Website and app data records:
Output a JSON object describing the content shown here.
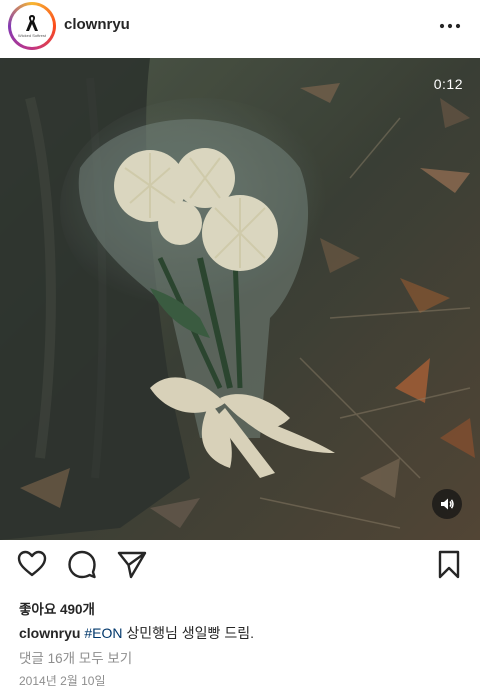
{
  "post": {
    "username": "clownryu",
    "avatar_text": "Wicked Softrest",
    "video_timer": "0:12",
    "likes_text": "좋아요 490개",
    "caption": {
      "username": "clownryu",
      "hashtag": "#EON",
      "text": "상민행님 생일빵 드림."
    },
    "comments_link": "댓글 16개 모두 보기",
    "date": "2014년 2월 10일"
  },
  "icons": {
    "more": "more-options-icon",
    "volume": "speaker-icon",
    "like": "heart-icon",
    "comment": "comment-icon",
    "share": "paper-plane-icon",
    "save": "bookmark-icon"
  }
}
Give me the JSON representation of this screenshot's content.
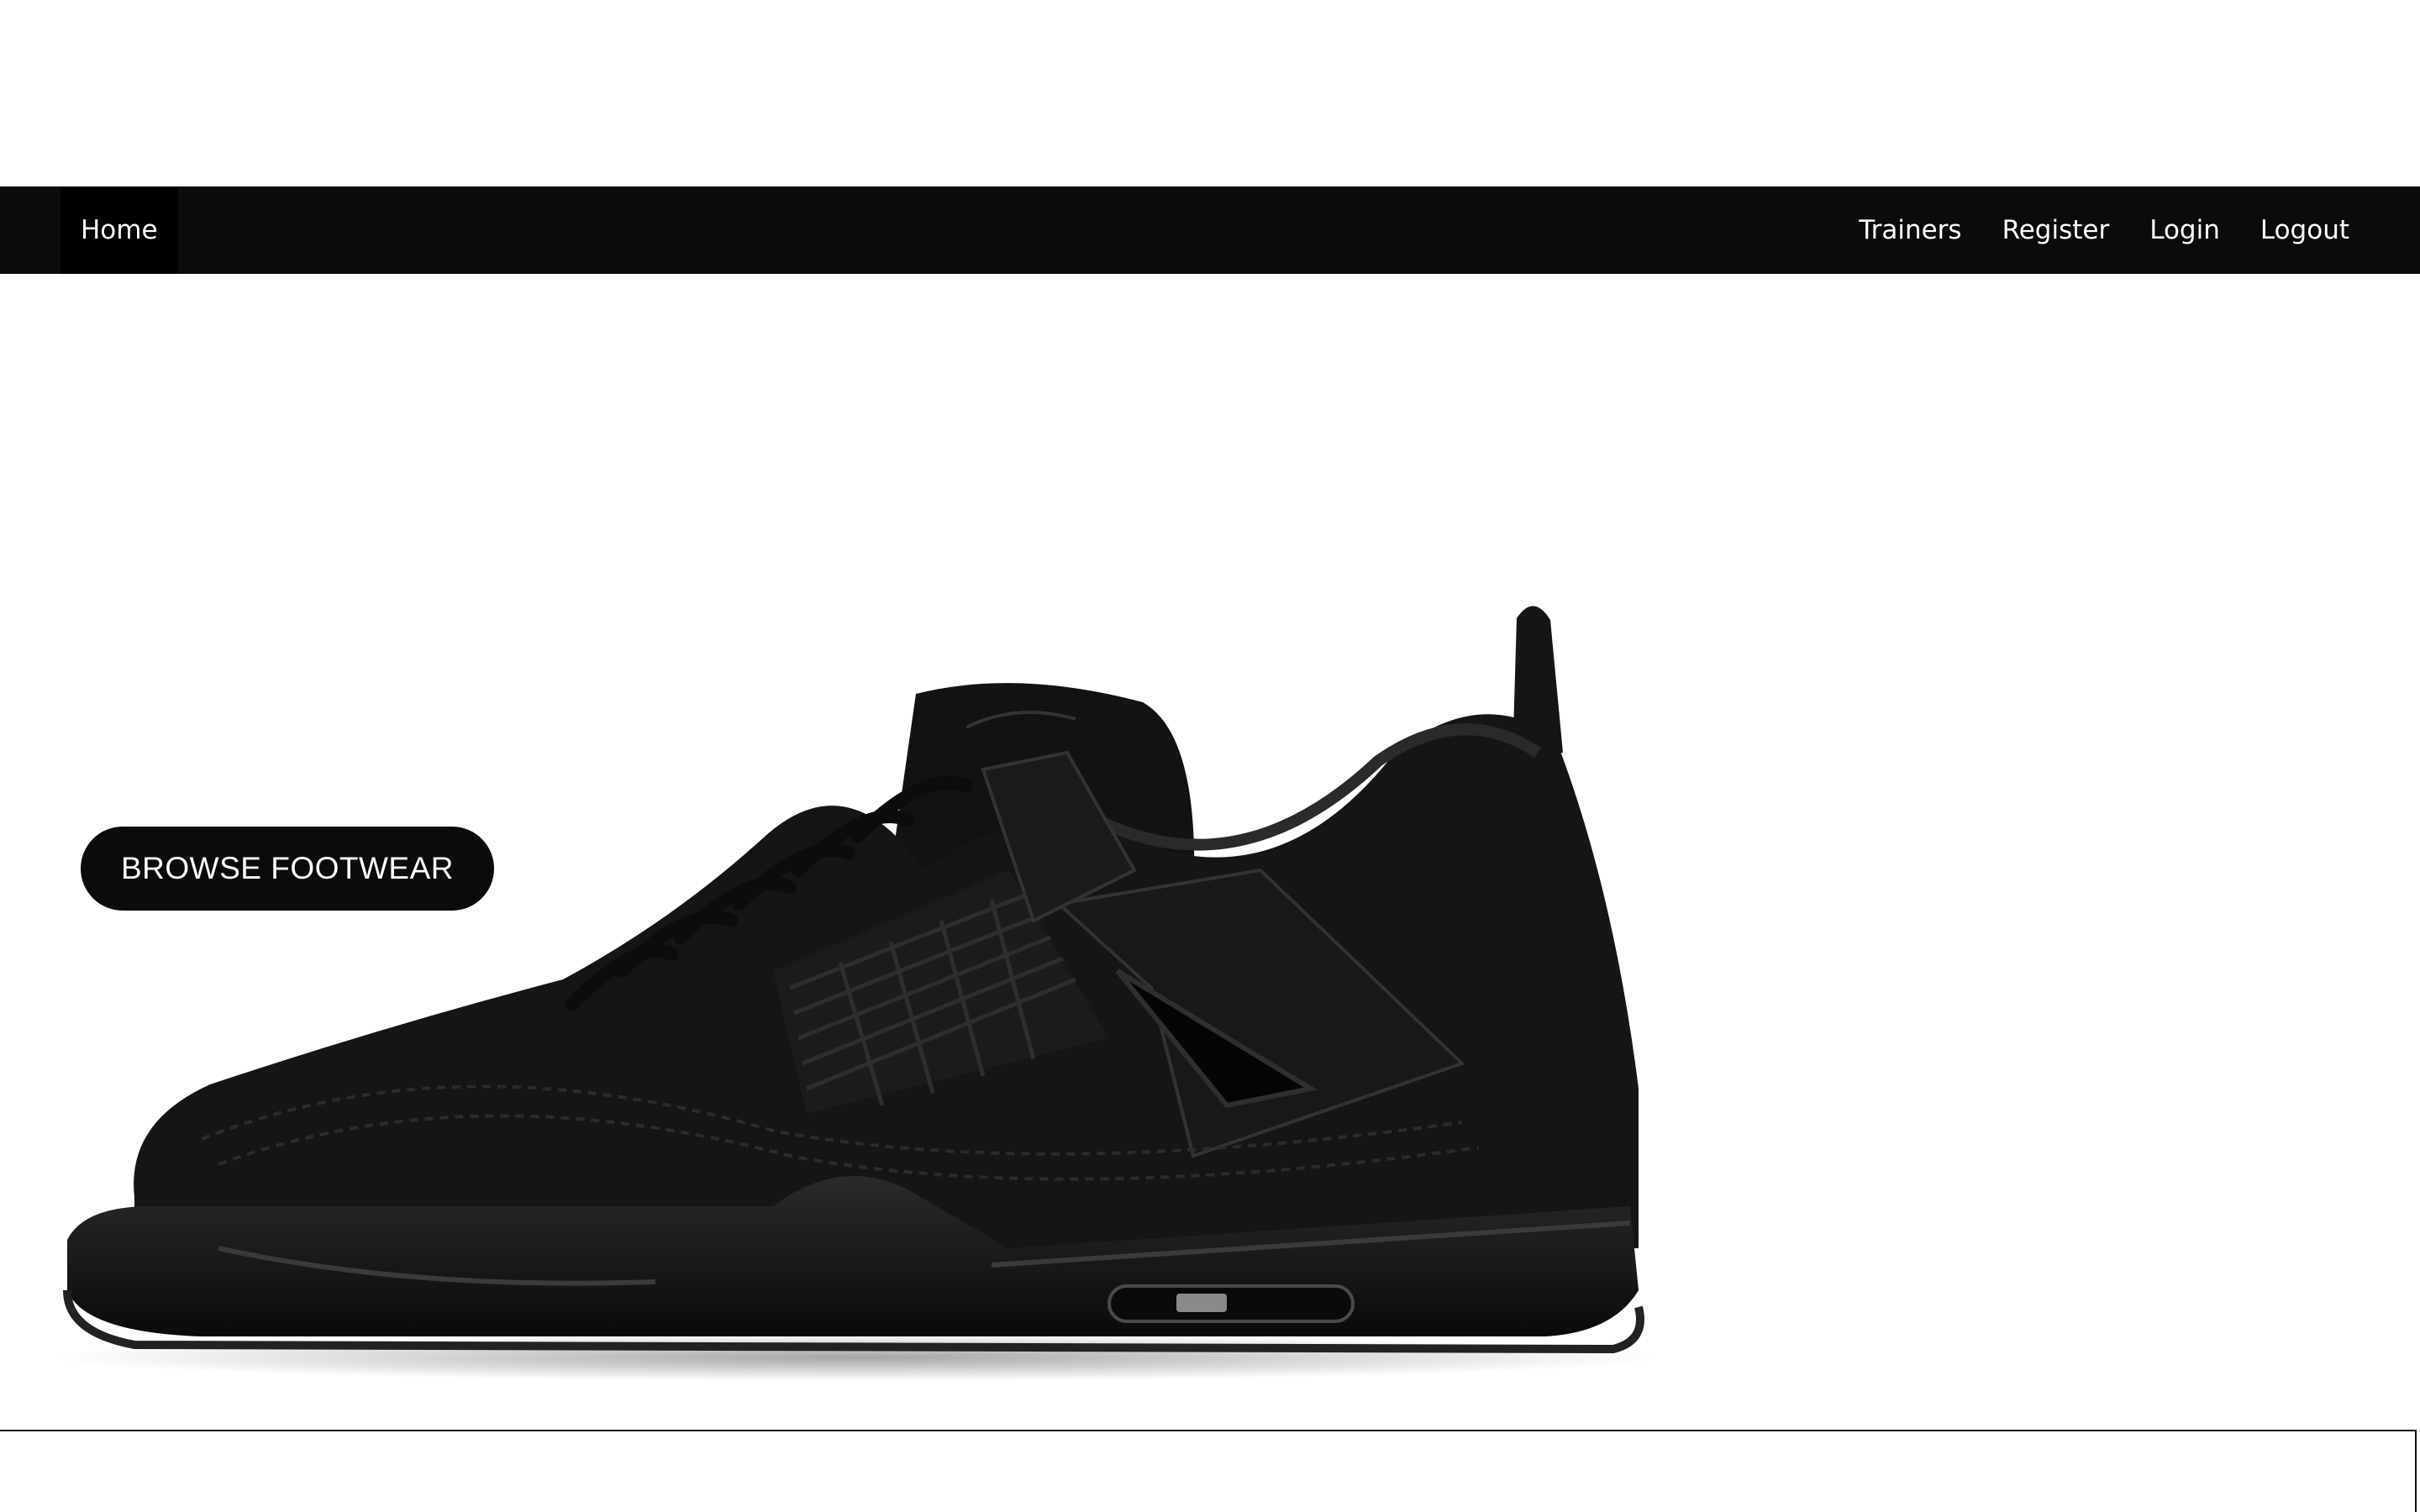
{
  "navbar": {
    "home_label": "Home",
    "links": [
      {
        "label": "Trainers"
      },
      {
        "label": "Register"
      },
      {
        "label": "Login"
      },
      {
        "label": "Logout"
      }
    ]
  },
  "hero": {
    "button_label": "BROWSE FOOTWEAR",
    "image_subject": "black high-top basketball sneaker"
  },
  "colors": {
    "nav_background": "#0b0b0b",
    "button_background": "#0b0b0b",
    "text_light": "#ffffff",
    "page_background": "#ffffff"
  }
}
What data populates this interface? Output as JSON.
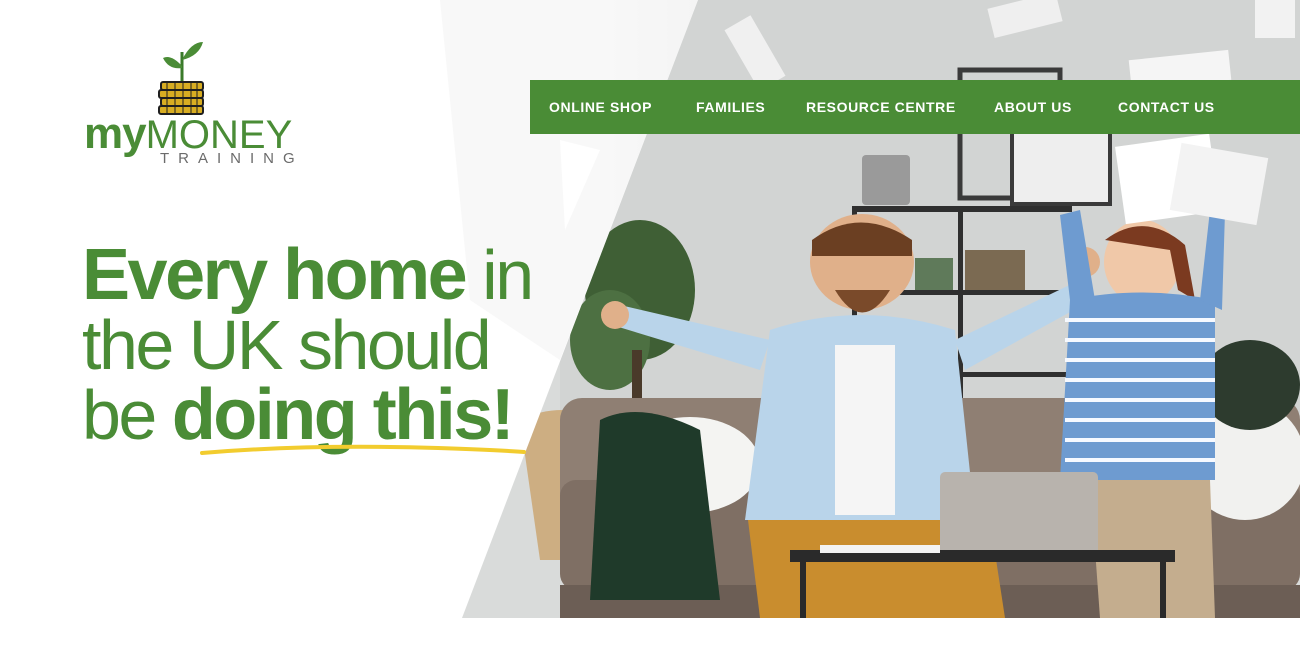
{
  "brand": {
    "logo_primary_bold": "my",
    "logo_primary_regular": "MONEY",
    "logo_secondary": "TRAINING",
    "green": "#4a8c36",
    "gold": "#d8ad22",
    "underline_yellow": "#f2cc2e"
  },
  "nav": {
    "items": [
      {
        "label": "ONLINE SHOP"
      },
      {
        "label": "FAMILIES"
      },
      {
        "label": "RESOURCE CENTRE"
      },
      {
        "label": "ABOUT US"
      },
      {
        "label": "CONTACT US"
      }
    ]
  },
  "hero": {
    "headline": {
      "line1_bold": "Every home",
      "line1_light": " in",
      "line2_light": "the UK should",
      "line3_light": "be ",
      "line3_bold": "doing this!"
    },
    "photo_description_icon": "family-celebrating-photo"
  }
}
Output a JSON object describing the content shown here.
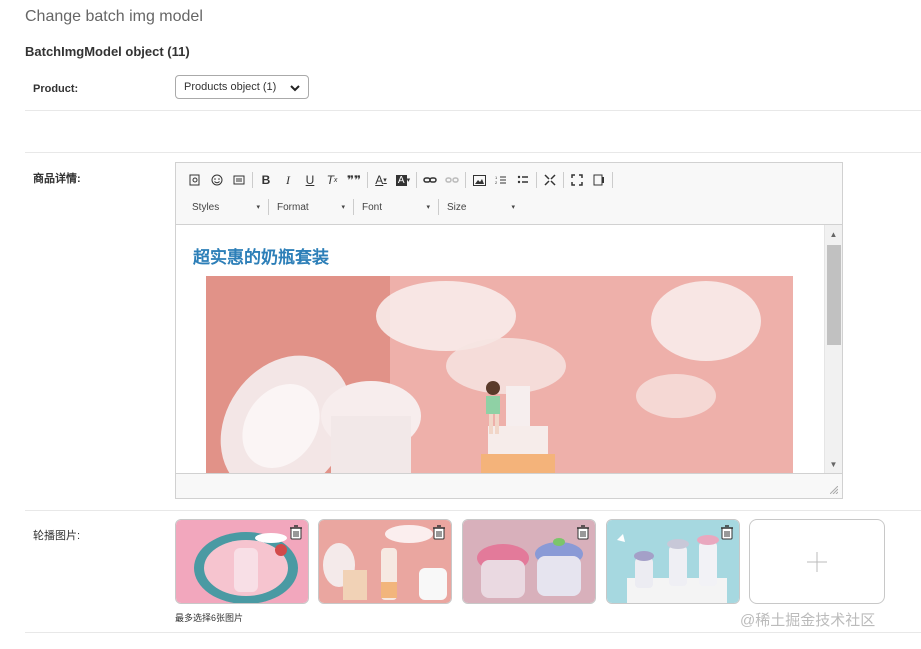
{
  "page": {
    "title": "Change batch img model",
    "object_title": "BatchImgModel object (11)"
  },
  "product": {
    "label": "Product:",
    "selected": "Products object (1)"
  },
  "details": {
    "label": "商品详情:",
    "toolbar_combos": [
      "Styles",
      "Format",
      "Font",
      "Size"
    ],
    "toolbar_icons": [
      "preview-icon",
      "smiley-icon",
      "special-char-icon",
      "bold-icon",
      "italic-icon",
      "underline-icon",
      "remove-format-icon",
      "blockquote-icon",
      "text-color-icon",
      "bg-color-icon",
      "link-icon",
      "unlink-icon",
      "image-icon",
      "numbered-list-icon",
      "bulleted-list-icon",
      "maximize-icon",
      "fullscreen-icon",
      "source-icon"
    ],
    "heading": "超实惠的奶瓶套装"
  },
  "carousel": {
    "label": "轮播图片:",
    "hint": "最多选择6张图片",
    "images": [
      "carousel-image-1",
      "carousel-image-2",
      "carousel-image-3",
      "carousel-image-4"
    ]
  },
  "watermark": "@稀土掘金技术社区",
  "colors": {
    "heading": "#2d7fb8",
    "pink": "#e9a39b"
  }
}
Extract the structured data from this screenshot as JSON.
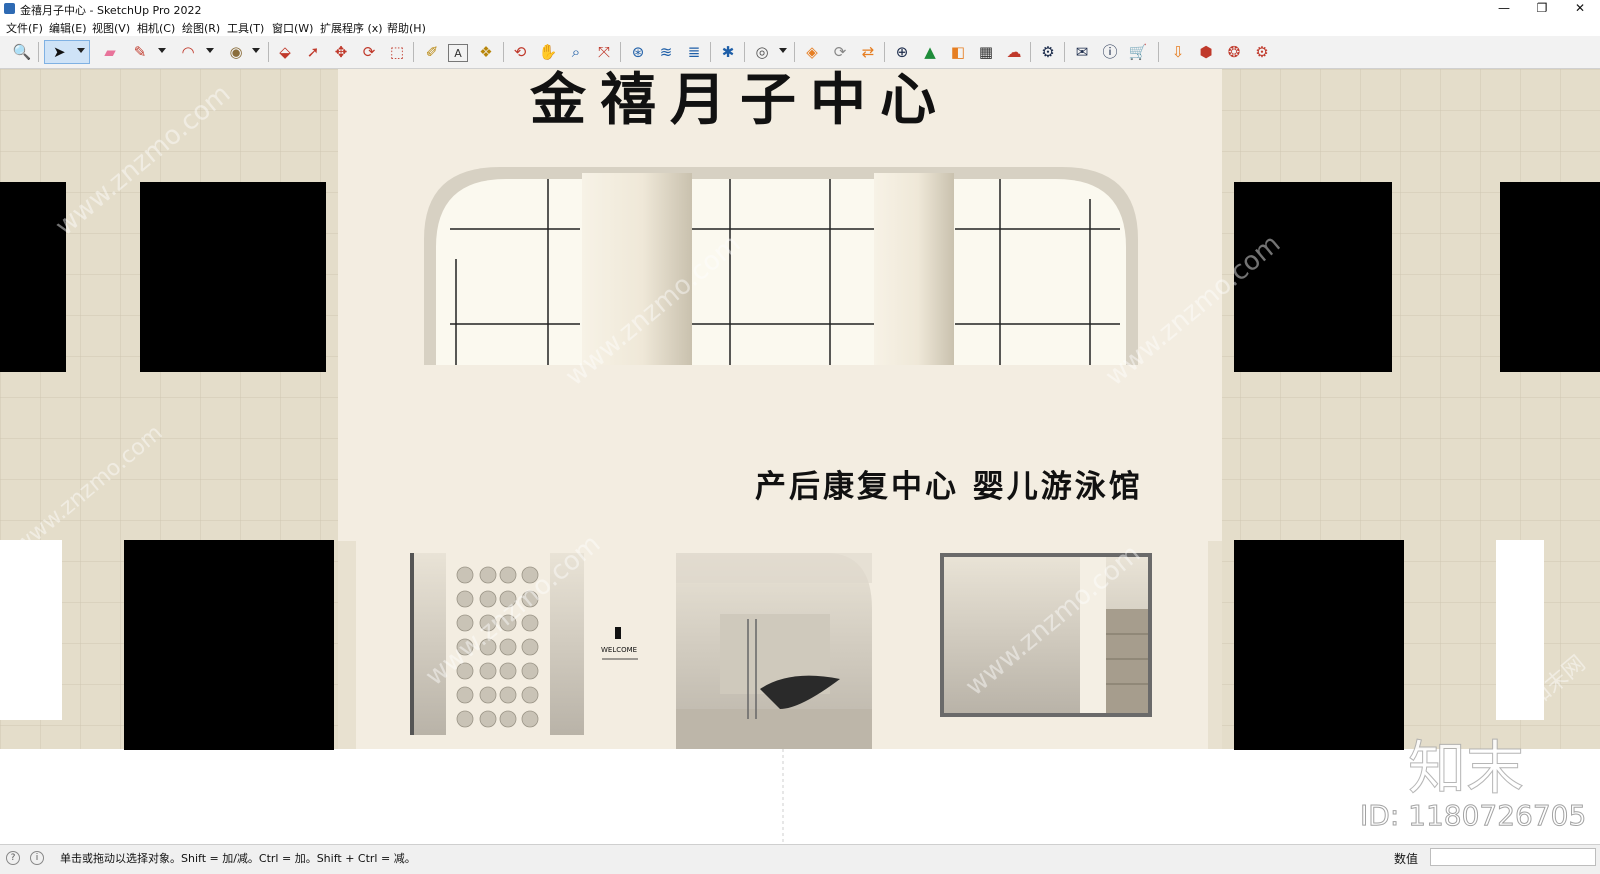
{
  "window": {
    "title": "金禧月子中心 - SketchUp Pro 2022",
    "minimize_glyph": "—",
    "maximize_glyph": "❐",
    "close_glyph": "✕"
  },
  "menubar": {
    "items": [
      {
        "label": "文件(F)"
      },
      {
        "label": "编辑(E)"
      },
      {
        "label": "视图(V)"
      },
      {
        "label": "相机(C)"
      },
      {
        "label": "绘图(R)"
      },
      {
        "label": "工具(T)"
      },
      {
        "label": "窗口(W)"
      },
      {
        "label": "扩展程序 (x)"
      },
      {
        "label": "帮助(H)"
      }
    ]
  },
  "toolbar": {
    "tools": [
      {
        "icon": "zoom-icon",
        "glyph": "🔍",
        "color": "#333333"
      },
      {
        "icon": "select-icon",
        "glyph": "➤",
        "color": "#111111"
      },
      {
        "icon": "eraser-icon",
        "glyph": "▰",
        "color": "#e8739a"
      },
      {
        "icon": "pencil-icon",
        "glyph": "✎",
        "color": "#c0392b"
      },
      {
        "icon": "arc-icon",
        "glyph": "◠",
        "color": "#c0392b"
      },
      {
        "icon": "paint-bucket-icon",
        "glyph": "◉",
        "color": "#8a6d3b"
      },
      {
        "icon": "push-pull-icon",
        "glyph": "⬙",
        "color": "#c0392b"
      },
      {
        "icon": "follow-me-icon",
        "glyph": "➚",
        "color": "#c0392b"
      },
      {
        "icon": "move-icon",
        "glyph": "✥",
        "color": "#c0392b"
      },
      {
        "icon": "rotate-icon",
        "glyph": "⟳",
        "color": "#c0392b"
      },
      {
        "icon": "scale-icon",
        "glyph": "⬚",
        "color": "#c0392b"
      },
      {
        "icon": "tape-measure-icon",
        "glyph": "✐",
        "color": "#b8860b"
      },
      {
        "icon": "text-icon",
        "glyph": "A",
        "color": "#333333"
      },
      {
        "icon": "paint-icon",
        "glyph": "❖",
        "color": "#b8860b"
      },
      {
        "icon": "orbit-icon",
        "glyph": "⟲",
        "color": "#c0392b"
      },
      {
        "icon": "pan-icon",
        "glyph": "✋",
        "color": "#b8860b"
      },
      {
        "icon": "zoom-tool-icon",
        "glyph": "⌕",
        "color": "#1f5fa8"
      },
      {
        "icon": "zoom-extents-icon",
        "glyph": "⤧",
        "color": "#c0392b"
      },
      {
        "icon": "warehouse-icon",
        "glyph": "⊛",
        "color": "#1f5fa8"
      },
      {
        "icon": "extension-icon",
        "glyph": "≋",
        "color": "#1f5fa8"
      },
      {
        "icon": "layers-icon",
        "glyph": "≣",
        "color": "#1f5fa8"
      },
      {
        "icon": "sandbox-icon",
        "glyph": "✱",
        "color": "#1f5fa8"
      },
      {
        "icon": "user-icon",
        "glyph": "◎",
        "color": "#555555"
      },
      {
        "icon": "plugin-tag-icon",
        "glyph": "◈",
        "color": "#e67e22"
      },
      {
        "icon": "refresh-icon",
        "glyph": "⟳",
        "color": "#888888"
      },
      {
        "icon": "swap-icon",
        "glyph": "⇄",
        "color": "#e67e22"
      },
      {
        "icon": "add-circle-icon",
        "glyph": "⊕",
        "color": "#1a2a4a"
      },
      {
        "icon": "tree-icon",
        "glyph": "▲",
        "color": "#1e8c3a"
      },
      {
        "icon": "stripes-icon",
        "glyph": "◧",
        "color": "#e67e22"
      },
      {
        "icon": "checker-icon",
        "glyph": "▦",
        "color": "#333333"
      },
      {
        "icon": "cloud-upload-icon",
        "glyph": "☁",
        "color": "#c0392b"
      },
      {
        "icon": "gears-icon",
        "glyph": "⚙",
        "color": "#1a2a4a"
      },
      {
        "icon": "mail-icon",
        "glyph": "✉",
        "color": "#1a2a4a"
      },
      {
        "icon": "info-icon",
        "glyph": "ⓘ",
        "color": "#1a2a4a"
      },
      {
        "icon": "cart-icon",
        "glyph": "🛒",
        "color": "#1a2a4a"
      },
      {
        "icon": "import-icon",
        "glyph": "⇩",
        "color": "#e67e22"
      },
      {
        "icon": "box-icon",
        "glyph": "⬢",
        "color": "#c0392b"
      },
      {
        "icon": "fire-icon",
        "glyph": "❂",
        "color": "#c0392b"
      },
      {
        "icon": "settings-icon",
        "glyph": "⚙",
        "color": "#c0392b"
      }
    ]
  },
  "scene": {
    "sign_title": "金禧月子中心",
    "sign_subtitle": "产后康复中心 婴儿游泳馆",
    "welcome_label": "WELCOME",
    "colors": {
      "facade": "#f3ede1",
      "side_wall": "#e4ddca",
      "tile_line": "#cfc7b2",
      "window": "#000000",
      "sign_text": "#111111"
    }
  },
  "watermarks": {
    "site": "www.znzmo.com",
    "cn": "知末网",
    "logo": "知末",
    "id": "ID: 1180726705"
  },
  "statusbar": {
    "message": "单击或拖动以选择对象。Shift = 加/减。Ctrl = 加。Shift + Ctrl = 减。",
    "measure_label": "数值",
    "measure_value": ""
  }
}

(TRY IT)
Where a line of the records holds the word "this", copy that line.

(FINISHED TASK)
Give me the JSON representation of this screenshot's content.
What data populates this interface? Output as JSON.
      "line3_bold": "doing this!"
Extract the structured data from this screenshot as JSON.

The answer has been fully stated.